AB de Villiers’s grin spread just that bit wider.
“I think I’ve become half Indian over the years, and I’m very proud of that,” he said in a video posted by the Royal Challengers Bangalore.
Half Indian. Full entertainer. Adios, ABD.
As the 37-year-old pulled the plug on all forms of cricket on Friday, it ended a relationship that transcended beyond the cricket field and connected hearts of a South African and millions of Indians.
No overseas cricket player has arguably created the kind of impact and developed the kind of bond that de Villiers did playing in the Indian Premier League for the Bangalore franchise. David Warner and Hyderabad—well, we know where that’s headed—and Kieron Pollard and Mumbai could perhaps be worthy contenders. But here was a man who redefined the boundaries of batting in T20 cricket while being the face of limitless fandom, who was RCB’s golden boy despite not winning any silverware for the franchise for 11 years, who alone transported RCB fans into the world of the improbable each time he walked to the crease even as the reality of the team’s underachievement hit them every year.
It dates back to the time de Villiers first sported the RCB jersey in April 2011 after spending three years at the Delhi Daredevils. An unbeaten 54 off 40 balls at No. 4, which included five towering sixes, got his team over the line chasing 162 against Kochi Tuskers.
And thus began the ABD-RCB era.
Over the next decade, de Villiers continued to win matches almost single-handedly or engineer hopes of a win from seemingly hopeless positions. The numbers can never completely encapsulate the genius, but they are telling anyway: 5,162 IPL runs in 184 matches—4,491 of them for Bangalore—at a strike rate of above 151 and an average of just under 40 in a fickle format where a nine-ball 20 is of great value. Except for a quiet 2017 season, not once did de Villiers’s average drop below 30 for RCB.

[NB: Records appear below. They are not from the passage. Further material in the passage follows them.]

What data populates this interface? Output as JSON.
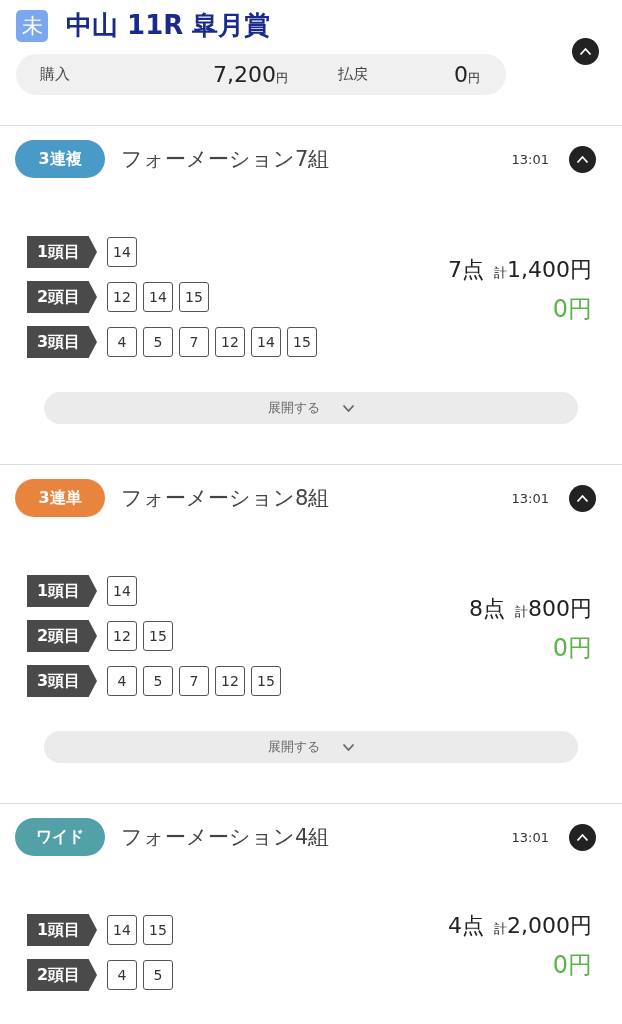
{
  "race": {
    "status_badge": "未",
    "title": "中山 11R 皐月賞",
    "expanded": true
  },
  "summary": {
    "purchase_label": "購入",
    "purchase_amount": "7,200",
    "purchase_unit": "円",
    "payout_label": "払戻",
    "payout_amount": "0",
    "payout_unit": "円"
  },
  "bets": [
    {
      "type": "3連複",
      "color": "#4a9ac8",
      "title": "フォーメーション7組",
      "time": "13:01",
      "expanded": true,
      "legs": [
        {
          "label": "1頭目",
          "numbers": [
            "14"
          ]
        },
        {
          "label": "2頭目",
          "numbers": [
            "12",
            "14",
            "15"
          ]
        },
        {
          "label": "3頭目",
          "numbers": [
            "4",
            "5",
            "7",
            "12",
            "14",
            "15"
          ]
        }
      ],
      "points": "7点",
      "total_prefix": "計",
      "total": "1,400円",
      "payout": "0円",
      "expand_label": "展開する"
    },
    {
      "type": "3連単",
      "color": "#e8843e",
      "title": "フォーメーション8組",
      "time": "13:01",
      "expanded": true,
      "legs": [
        {
          "label": "1頭目",
          "numbers": [
            "14"
          ]
        },
        {
          "label": "2頭目",
          "numbers": [
            "12",
            "15"
          ]
        },
        {
          "label": "3頭目",
          "numbers": [
            "4",
            "5",
            "7",
            "12",
            "15"
          ]
        }
      ],
      "points": "8点",
      "total_prefix": "計",
      "total": "800円",
      "payout": "0円",
      "expand_label": "展開する"
    },
    {
      "type": "ワイド",
      "color": "#52a0a8",
      "title": "フォーメーション4組",
      "time": "13:01",
      "expanded": true,
      "legs": [
        {
          "label": "1頭目",
          "numbers": [
            "14",
            "15"
          ]
        },
        {
          "label": "2頭目",
          "numbers": [
            "4",
            "5"
          ]
        }
      ],
      "points": "4点",
      "total_prefix": "計",
      "total": "2,000円",
      "payout": "0円"
    }
  ]
}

De Villiers stands sixth on the all-time IPL run-scorers’ list, notching up the second most number of runs for his franchise after Virat Kohli, with whom he forged an intimidating partnership on the field and a charming bromance off it that saw them exchange “love you” notes on Twitter after de Villiers’s announcement. The Proteas batter has creamed 251 sixes in the league, second only to the brute force of Chris Gayle (357), while his 40 fifties in the IPL sit alongside Rohit Sharma in the joint fourth spot.
But all these numbers pale in front of one: 360. Exploring every possible angle on a cricket field, de Villiers revolutionised the art of batting and the concept of geometry in the T20 format. Was there anything he couldn’t do standing in front of the stumps, sweating profusely under the helmet, eyes gazing the field like a hawk? Move outside the off-stump, get down on one knee and scoop the ball towards fine leg; or stay still, flip the bat around and go the other way. Push the right leg deep inside the crease and own the point region; or bring the left one out and caress the covers. Dance down the wicket to hit them straight; or sit back and sweep them hard. Slog them through the cow corner; or bring out the pull and hook. Mr 360 and his infinite possibilities of shot-making.
Year after year, the IPL stood a grand stage to the AB spectacle, and no bowler was spared the show. Not even Jasprit Bumrah when he smashed an unbeaten 135 in 2015 against Mumbai Indians in the killing afternoon Mumbai heat. Not even Dwayne Bravo as a Gujarat Lion when he went on a 129-run rampage off 52 balls sharing a double century stand with Kohli in 2016. Not even his countryman Dale Steyn when he won his team a game from 59/4 chasing Hyderabad’s 156 with a 41-ball 89 as the crowd went wild at the M Chinnaswamy Stadium seven years ago.
In an unforgivingly competitive league where even the biggest of players are shunted at the drop of a hat, de Villiers was RCB’s all-season man, and IPL’s all-encompassing star.
“Eleven years have just whizzed by,” de Villiers said in his statement.
A bit like the ball did off his bat.